(Interface dataset entries)
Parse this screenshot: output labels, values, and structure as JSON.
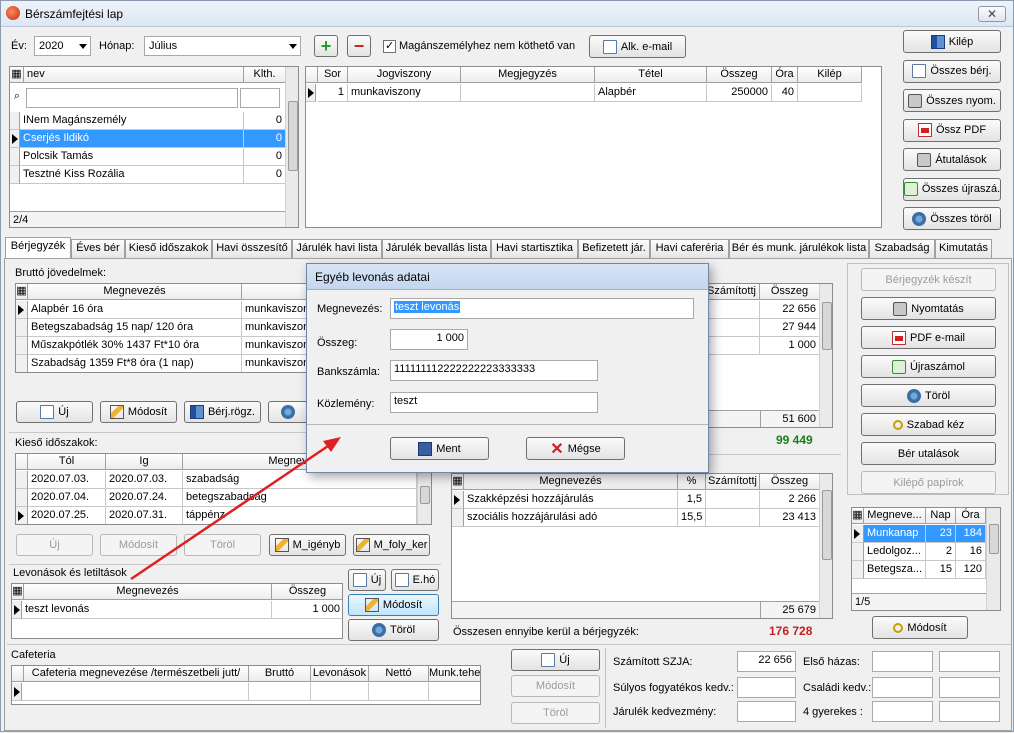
{
  "window": {
    "title": "Bérszámfejtési lap",
    "close_glyph": "✕"
  },
  "top": {
    "year_label": "Év:",
    "year_value": "2020",
    "month_label": "Hónap:",
    "month_value": "Július",
    "add_glyph": "+",
    "remove_glyph": "−",
    "checkbox_label": "Magánszemélyhez nem köthető van",
    "email_btn": "Alk. e-mail"
  },
  "right_buttons": [
    "Kilép",
    "Összes bérj.",
    "Összes nyom.",
    "Össz PDF",
    "Átutalások",
    "Összes újraszá.",
    "Összes töröl"
  ],
  "person_grid": {
    "headers": [
      "nev",
      "Klth."
    ],
    "rows": [
      {
        "name": "INem Magánszemély",
        "klth": "0"
      },
      {
        "name": "Cserjés Ildikó",
        "klth": "0"
      },
      {
        "name": "Polcsik Tamás",
        "klth": "0"
      },
      {
        "name": "Tesztné Kiss Rozália",
        "klth": "0"
      }
    ],
    "footer": "2/4"
  },
  "contract_grid": {
    "headers": [
      "Sor",
      "Jogviszony",
      "Megjegyzés",
      "Tétel",
      "Összeg",
      "Óra",
      "Kilép"
    ],
    "rows": [
      {
        "sor": "1",
        "jogviszony": "munkaviszony",
        "megjegyzes": "",
        "tetel": "Alapbér",
        "osszeg": "250000",
        "ora": "40",
        "kilep": ""
      }
    ]
  },
  "tabs": [
    "Bérjegyzék",
    "Éves bér",
    "Kieső időszakok",
    "Havi összesítő",
    "Járulék havi lista",
    "Járulék bevallás lista",
    "Havi startisztika",
    "Befizetett jár.",
    "Havi caferéria",
    "Bér és munk. járulékok lista",
    "Szabadság",
    "Kimutatás"
  ],
  "gross": {
    "title": "Bruttó jövedelmek:",
    "headers": [
      "Megnevezés",
      "Jogviszony"
    ],
    "rows": [
      {
        "name": "Alapbér 16 óra",
        "jog": "munkaviszony"
      },
      {
        "name": "Betegszabadság 15 nap/ 120 óra",
        "jog": "munkaviszony"
      },
      {
        "name": "Műszakpótlék 30% 1437 Ft*10 óra",
        "jog": "munkaviszony"
      },
      {
        "name": "Szabadság 1359 Ft*8 óra (1 nap)",
        "jog": "munkaviszony"
      }
    ],
    "btn_new": "Új",
    "btn_edit": "Módosít",
    "btn_rogz": "Bérj.rögz."
  },
  "deduct_right": {
    "headers": [
      "Számítottj",
      "Összeg"
    ],
    "values": [
      "22 656",
      "27 944",
      "1 000"
    ],
    "total": "51 600",
    "grand": "99 449"
  },
  "absence": {
    "title": "Kieső időszakok:",
    "headers": [
      "Tól",
      "Ig",
      "Megnevezés"
    ],
    "rows": [
      {
        "tol": "2020.07.03.",
        "ig": "2020.07.03.",
        "name": "szabadság"
      },
      {
        "tol": "2020.07.04.",
        "ig": "2020.07.24.",
        "name": "betegszabadság"
      },
      {
        "tol": "2020.07.25.",
        "ig": "2020.07.31.",
        "name": "táppénz"
      }
    ],
    "btn_new": "Új",
    "btn_edit": "Módosít",
    "btn_del": "Töröl",
    "btn_igeny": "M_igényb",
    "btn_folyk": "M_foly_ker"
  },
  "levonas": {
    "title": "Levonások és letiltások",
    "headers": [
      "Megnevezés",
      "Összeg"
    ],
    "rows": [
      {
        "name": "teszt levonás",
        "osszeg": "1 000"
      }
    ],
    "btn_new": "Új",
    "btn_eho": "E.hó",
    "btn_edit": "Módosít",
    "btn_del": "Töröl"
  },
  "employer": {
    "headers": [
      "Megnevezés",
      "%",
      "Számítottj",
      "Összeg"
    ],
    "rows": [
      {
        "name": "Szakképzési hozzájárulás",
        "pct": "1,5",
        "szam": "",
        "osszeg": "2 266"
      },
      {
        "name": "szociális hozzájárulási adó",
        "pct": "15,5",
        "szam": "",
        "osszeg": "23 413"
      }
    ],
    "total": "25 679",
    "total_label": "Összesen ennyibe kerül a bérjegyzék:",
    "total_value": "176 728"
  },
  "right_panel_buttons": [
    "Bérjegyzék készít",
    "Nyomtatás",
    "PDF e-mail",
    "Újraszámol",
    "Töröl",
    "Szabad kéz",
    "Bér utalások",
    "Kilépő papírok"
  ],
  "worktime": {
    "headers": [
      "Megneve...",
      "Nap",
      "Óra"
    ],
    "rows": [
      {
        "name": "Munkanap",
        "nap": "23",
        "ora": "184"
      },
      {
        "name": "Ledolgoz...",
        "nap": "2",
        "ora": "16"
      },
      {
        "name": "Betegsza...",
        "nap": "15",
        "ora": "120"
      }
    ],
    "footer": "1/5",
    "btn_edit": "Módosít"
  },
  "cafeteria": {
    "title": "Cafeteria",
    "headers": [
      "Cafeteria megnevezése /természetbeli jutt/",
      "Bruttó",
      "Levonások",
      "Nettó",
      "Munk.teher"
    ],
    "btn_new": "Új",
    "btn_edit": "Módosít",
    "btn_del": "Töröl"
  },
  "tax": {
    "szja_label": "Számított SZJA:",
    "szja_value": "22 656",
    "first_marriage_label": "Első házas:",
    "disabled_label": "Súlyos fogyatékos kedv.:",
    "family_label": "Családi kedv.:",
    "jarulek_label": "Járulék kedvezmény:",
    "kids_label": "4 gyerekes :"
  },
  "dialog": {
    "title": "Egyéb levonás adatai",
    "name_label": "Megnevezés:",
    "name_value": "teszt levonás",
    "amount_label": "Összeg:",
    "amount_value": "1 000",
    "bank_label": "Bankszámla:",
    "bank_value": "111111112222222223333333",
    "memo_label": "Közlemény:",
    "memo_value": "teszt",
    "ok_btn": "Ment",
    "cancel_btn": "Mégse"
  },
  "colors": {
    "selection": "#3399ff",
    "grand_total_green": "#1a7f1a",
    "total_red": "#c81e1e",
    "annotation_arrow": "#e02020"
  }
}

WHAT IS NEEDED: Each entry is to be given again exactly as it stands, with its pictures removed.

EXERCISE SOLUTION:
Parse this screenshot: output labels, values, and structure as JSON.
{
  "window": {
    "title": "Bérszámfejtési lap",
    "close_glyph": "✕"
  },
  "top": {
    "year_label": "Év:",
    "year_value": "2020",
    "month_label": "Hónap:",
    "month_value": "Július",
    "add_glyph": "+",
    "remove_glyph": "−",
    "checkbox_label": "Magánszemélyhez nem köthető van",
    "email_btn": "Alk. e-mail"
  },
  "right_buttons": [
    "Kilép",
    "Összes bérj.",
    "Összes nyom.",
    "Össz PDF",
    "Átutalások",
    "Összes újraszá.",
    "Összes töröl"
  ],
  "person_grid": {
    "headers": [
      "nev",
      "Klth."
    ],
    "rows": [
      {
        "name": "INem Magánszemély",
        "klth": "0"
      },
      {
        "name": "Cserjés Ildikó",
        "klth": "0"
      },
      {
        "name": "Polcsik Tamás",
        "klth": "0"
      },
      {
        "name": "Tesztné Kiss Rozália",
        "klth": "0"
      }
    ],
    "footer": "2/4"
  },
  "contract_grid": {
    "headers": [
      "Sor",
      "Jogviszony",
      "Megjegyzés",
      "Tétel",
      "Összeg",
      "Óra",
      "Kilép"
    ],
    "rows": [
      {
        "sor": "1",
        "jogviszony": "munkaviszony",
        "megjegyzes": "",
        "tetel": "Alapbér",
        "osszeg": "250000",
        "ora": "40",
        "kilep": ""
      }
    ]
  },
  "tabs": [
    "Bérjegyzék",
    "Éves bér",
    "Kieső időszakok",
    "Havi összesítő",
    "Járulék havi lista",
    "Járulék bevallás lista",
    "Havi startisztika",
    "Befizetett jár.",
    "Havi caferéria",
    "Bér és munk. járulékok lista",
    "Szabadság",
    "Kimutatás"
  ],
  "gross": {
    "title": "Bruttó jövedelmek:",
    "headers": [
      "Megnevezés",
      "Jogviszony"
    ],
    "rows": [
      {
        "name": "Alapbér 16 óra",
        "jog": "munkaviszony"
      },
      {
        "name": "Betegszabadság 15 nap/ 120 óra",
        "jog": "munkaviszony"
      },
      {
        "name": "Műszakpótlék 30% 1437 Ft*10 óra",
        "jog": "munkaviszony"
      },
      {
        "name": "Szabadság 1359 Ft*8 óra (1 nap)",
        "jog": "munkaviszony"
      }
    ],
    "btn_new": "Új",
    "btn_edit": "Módosít",
    "btn_rogz": "Bérj.rögz."
  },
  "deduct_right": {
    "headers": [
      "Számítottj",
      "Összeg"
    ],
    "values": [
      "22 656",
      "27 944",
      "1 000"
    ],
    "total": "51 600",
    "grand": "99 449"
  },
  "absence": {
    "title": "Kieső időszakok:",
    "headers": [
      "Tól",
      "Ig",
      "Megnevezés"
    ],
    "rows": [
      {
        "tol": "2020.07.03.",
        "ig": "2020.07.03.",
        "name": "szabadság"
      },
      {
        "tol": "2020.07.04.",
        "ig": "2020.07.24.",
        "name": "betegszabadság"
      },
      {
        "tol": "2020.07.25.",
        "ig": "2020.07.31.",
        "name": "táppénz"
      }
    ],
    "btn_new": "Új",
    "btn_edit": "Módosít",
    "btn_del": "Töröl",
    "btn_igeny": "M_igényb",
    "btn_folyk": "M_foly_ker"
  },
  "levonas": {
    "title": "Levonások és letiltások",
    "headers": [
      "Megnevezés",
      "Összeg"
    ],
    "rows": [
      {
        "name": "teszt levonás",
        "osszeg": "1 000"
      }
    ],
    "btn_new": "Új",
    "btn_eho": "E.hó",
    "btn_edit": "Módosít",
    "btn_del": "Töröl"
  },
  "employer": {
    "headers": [
      "Megnevezés",
      "%",
      "Számítottj",
      "Összeg"
    ],
    "rows": [
      {
        "name": "Szakképzési hozzájárulás",
        "pct": "1,5",
        "szam": "",
        "osszeg": "2 266"
      },
      {
        "name": "szociális hozzájárulási adó",
        "pct": "15,5",
        "szam": "",
        "osszeg": "23 413"
      }
    ],
    "total": "25 679",
    "total_label": "Összesen ennyibe kerül a bérjegyzék:",
    "total_value": "176 728"
  },
  "right_panel_buttons": [
    "Bérjegyzék készít",
    "Nyomtatás",
    "PDF e-mail",
    "Újraszámol",
    "Töröl",
    "Szabad kéz",
    "Bér utalások",
    "Kilépő papírok"
  ],
  "worktime": {
    "headers": [
      "Megneve...",
      "Nap",
      "Óra"
    ],
    "rows": [
      {
        "name": "Munkanap",
        "nap": "23",
        "ora": "184"
      },
      {
        "name": "Ledolgoz...",
        "nap": "2",
        "ora": "16"
      },
      {
        "name": "Betegsza...",
        "nap": "15",
        "ora": "120"
      }
    ],
    "footer": "1/5",
    "btn_edit": "Módosít"
  },
  "cafeteria": {
    "title": "Cafeteria",
    "headers": [
      "Cafeteria megnevezése /természetbeli jutt/",
      "Bruttó",
      "Levonások",
      "Nettó",
      "Munk.teher"
    ],
    "btn_new": "Új",
    "btn_edit": "Módosít",
    "btn_del": "Töröl"
  },
  "tax": {
    "szja_label": "Számított SZJA:",
    "szja_value": "22 656",
    "first_marriage_label": "Első házas:",
    "disabled_label": "Súlyos fogyatékos kedv.:",
    "family_label": "Családi kedv.:",
    "jarulek_label": "Járulék kedvezmény:",
    "kids_label": "4 gyerekes :"
  },
  "dialog": {
    "title": "Egyéb levonás adatai",
    "name_label": "Megnevezés:",
    "name_value": "teszt levonás",
    "amount_label": "Összeg:",
    "amount_value": "1 000",
    "bank_label": "Bankszámla:",
    "bank_value": "111111112222222223333333",
    "memo_label": "Közlemény:",
    "memo_value": "teszt",
    "ok_btn": "Ment",
    "cancel_btn": "Mégse"
  },
  "colors": {
    "selection": "#3399ff",
    "grand_total_green": "#1a7f1a",
    "total_red": "#c81e1e",
    "annotation_arrow": "#e02020"
  }
}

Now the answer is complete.